#### Problem:
Below are some records; repeat them all exactly, minus the pictures.

*** Supplied material Section Begins ***

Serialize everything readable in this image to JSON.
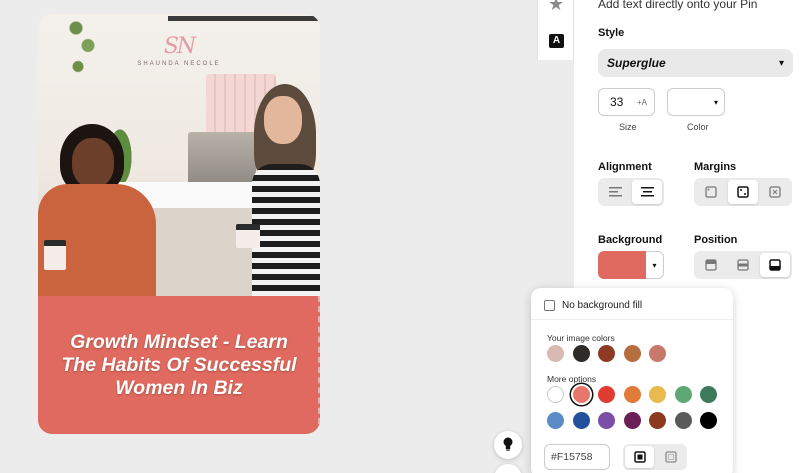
{
  "pin": {
    "brand_mark": "SN",
    "brand_name": "SHAUNDA NECOLE",
    "title": "Growth Mindset - Learn The Habits Of Successful Women In Biz",
    "band_color": "#E06A5F"
  },
  "toolbar": {
    "tools": [
      "star-icon",
      "text-tool-icon"
    ],
    "text_tool_glyph": "A"
  },
  "panel": {
    "hint": "Add text directly onto your Pin",
    "style_label": "Style",
    "style_value": "Superglue",
    "size_value": "33",
    "size_icon": "+A",
    "size_label": "Size",
    "color_label": "Color",
    "alignment_label": "Alignment",
    "margins_label": "Margins",
    "background_label": "Background",
    "position_label": "Position",
    "background_color": "#E06A5F"
  },
  "popover": {
    "no_bg_label": "No background fill",
    "image_colors_label": "Your image colors",
    "image_colors": [
      "#D9BAB3",
      "#2E2A27",
      "#8E3B25",
      "#B76E3F",
      "#C77A6B"
    ],
    "more_options_label": "More options",
    "more_row1": [
      "#FFFFFF",
      "#E7776C",
      "#E03C31",
      "#E07B39",
      "#E9BB4F",
      "#5FA774",
      "#3C7A5B"
    ],
    "more_row2": [
      "#5B8CC8",
      "#23519C",
      "#7B4EA8",
      "#6C1E57",
      "#8B3A1E",
      "#5A5A5A",
      "#000000"
    ],
    "selected_color": "#E7776C",
    "hex_value": "#F15758"
  }
}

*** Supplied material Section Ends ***

#### Result for this task:
Serialize everything readable in this image to JSON.
{
  "pin": {
    "brand_mark": "SN",
    "brand_name": "SHAUNDA NECOLE",
    "title": "Growth Mindset - Learn The Habits Of Successful Women In Biz",
    "band_color": "#E06A5F"
  },
  "toolbar": {
    "tools": [
      "star-icon",
      "text-tool-icon"
    ],
    "text_tool_glyph": "A"
  },
  "panel": {
    "hint": "Add text directly onto your Pin",
    "style_label": "Style",
    "style_value": "Superglue",
    "size_value": "33",
    "size_icon": "+A",
    "size_label": "Size",
    "color_label": "Color",
    "alignment_label": "Alignment",
    "margins_label": "Margins",
    "background_label": "Background",
    "position_label": "Position",
    "background_color": "#E06A5F"
  },
  "popover": {
    "no_bg_label": "No background fill",
    "image_colors_label": "Your image colors",
    "image_colors": [
      "#D9BAB3",
      "#2E2A27",
      "#8E3B25",
      "#B76E3F",
      "#C77A6B"
    ],
    "more_options_label": "More options",
    "more_row1": [
      "#FFFFFF",
      "#E7776C",
      "#E03C31",
      "#E07B39",
      "#E9BB4F",
      "#5FA774",
      "#3C7A5B"
    ],
    "more_row2": [
      "#5B8CC8",
      "#23519C",
      "#7B4EA8",
      "#6C1E57",
      "#8B3A1E",
      "#5A5A5A",
      "#000000"
    ],
    "selected_color": "#E7776C",
    "hex_value": "#F15758"
  }
}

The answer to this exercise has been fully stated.